──────── RECORD EXCERPTS
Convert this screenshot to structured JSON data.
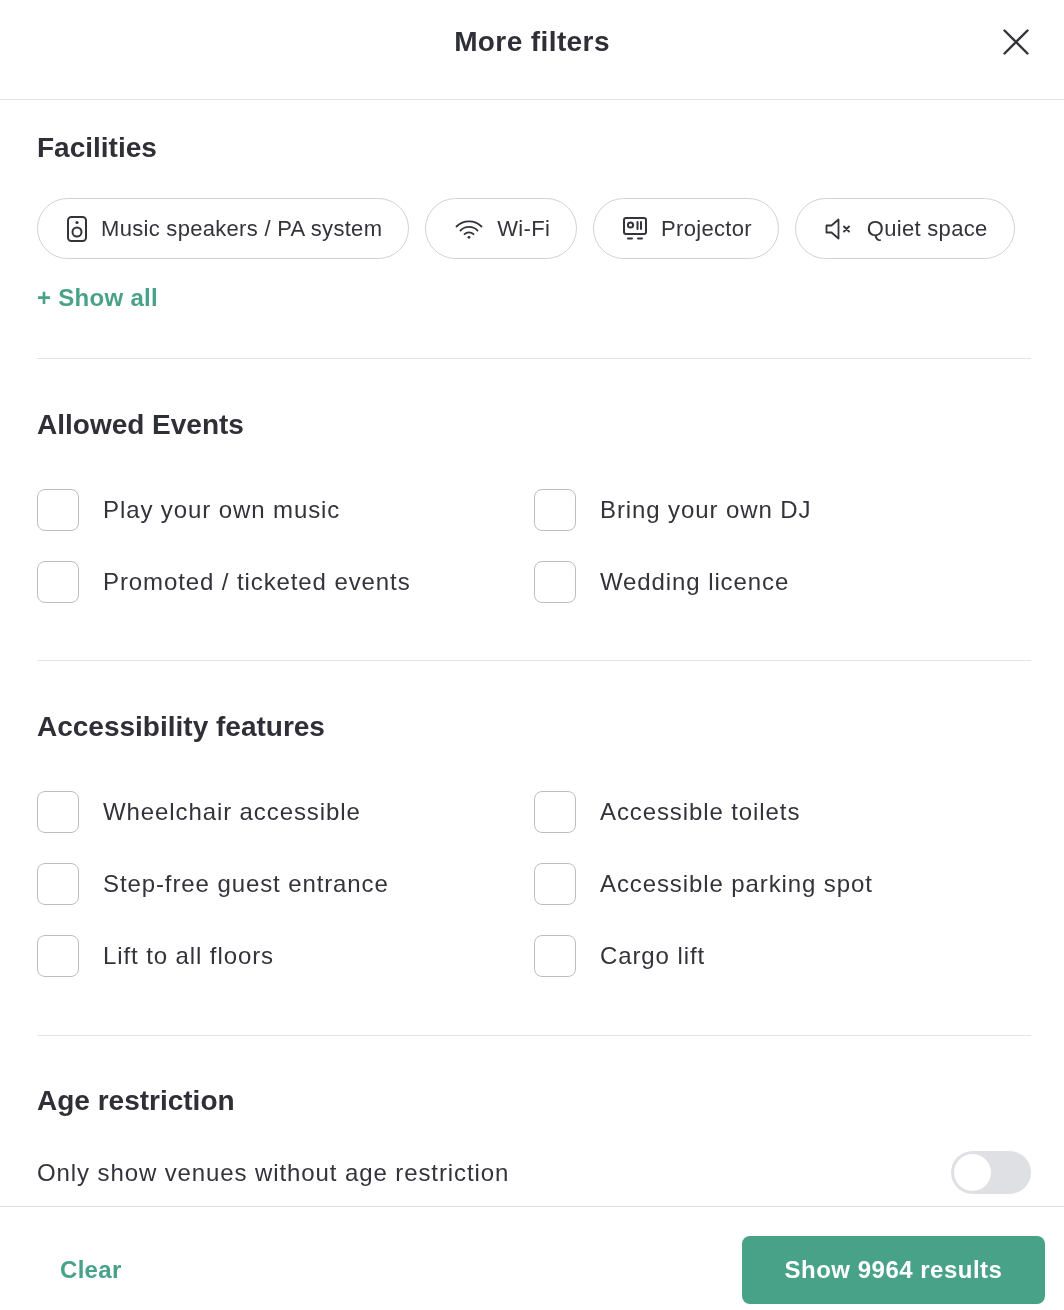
{
  "header": {
    "title": "More filters"
  },
  "facilities": {
    "heading": "Facilities",
    "chips": [
      {
        "label": "Music speakers / PA system",
        "selected": false
      },
      {
        "label": "Wi-Fi",
        "selected": false
      },
      {
        "label": "Projector",
        "selected": false
      },
      {
        "label": "Quiet space",
        "selected": false
      }
    ],
    "show_all": "+ Show all"
  },
  "allowed_events": {
    "heading": "Allowed Events",
    "options": [
      {
        "label": "Play your own music",
        "checked": false
      },
      {
        "label": "Bring your own DJ",
        "checked": false
      },
      {
        "label": "Promoted / ticketed events",
        "checked": false
      },
      {
        "label": "Wedding licence",
        "checked": false
      }
    ]
  },
  "accessibility": {
    "heading": "Accessibility features",
    "options": [
      {
        "label": "Wheelchair accessible",
        "checked": false
      },
      {
        "label": "Accessible toilets",
        "checked": false
      },
      {
        "label": "Step-free guest entrance",
        "checked": false
      },
      {
        "label": "Accessible parking spot",
        "checked": false
      },
      {
        "label": "Lift to all floors",
        "checked": false
      },
      {
        "label": "Cargo lift",
        "checked": false
      }
    ]
  },
  "age_restriction": {
    "heading": "Age restriction",
    "label": "Only show venues without age restriction",
    "on": false
  },
  "footer": {
    "clear": "Clear",
    "submit": "Show 9964 results"
  }
}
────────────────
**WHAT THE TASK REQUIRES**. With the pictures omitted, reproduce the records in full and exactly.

**ANSWER BOX**.
Convert this screenshot to structured JSON data.
{
  "header": {
    "title": "More filters"
  },
  "facilities": {
    "heading": "Facilities",
    "chips": [
      {
        "label": "Music speakers / PA system",
        "selected": false
      },
      {
        "label": "Wi-Fi",
        "selected": false
      },
      {
        "label": "Projector",
        "selected": false
      },
      {
        "label": "Quiet space",
        "selected": false
      }
    ],
    "show_all": "+ Show all"
  },
  "allowed_events": {
    "heading": "Allowed Events",
    "options": [
      {
        "label": "Play your own music",
        "checked": false
      },
      {
        "label": "Bring your own DJ",
        "checked": false
      },
      {
        "label": "Promoted / ticketed events",
        "checked": false
      },
      {
        "label": "Wedding licence",
        "checked": false
      }
    ]
  },
  "accessibility": {
    "heading": "Accessibility features",
    "options": [
      {
        "label": "Wheelchair accessible",
        "checked": false
      },
      {
        "label": "Accessible toilets",
        "checked": false
      },
      {
        "label": "Step-free guest entrance",
        "checked": false
      },
      {
        "label": "Accessible parking spot",
        "checked": false
      },
      {
        "label": "Lift to all floors",
        "checked": false
      },
      {
        "label": "Cargo lift",
        "checked": false
      }
    ]
  },
  "age_restriction": {
    "heading": "Age restriction",
    "label": "Only show venues without age restriction",
    "on": false
  },
  "footer": {
    "clear": "Clear",
    "submit": "Show 9964 results"
  }
}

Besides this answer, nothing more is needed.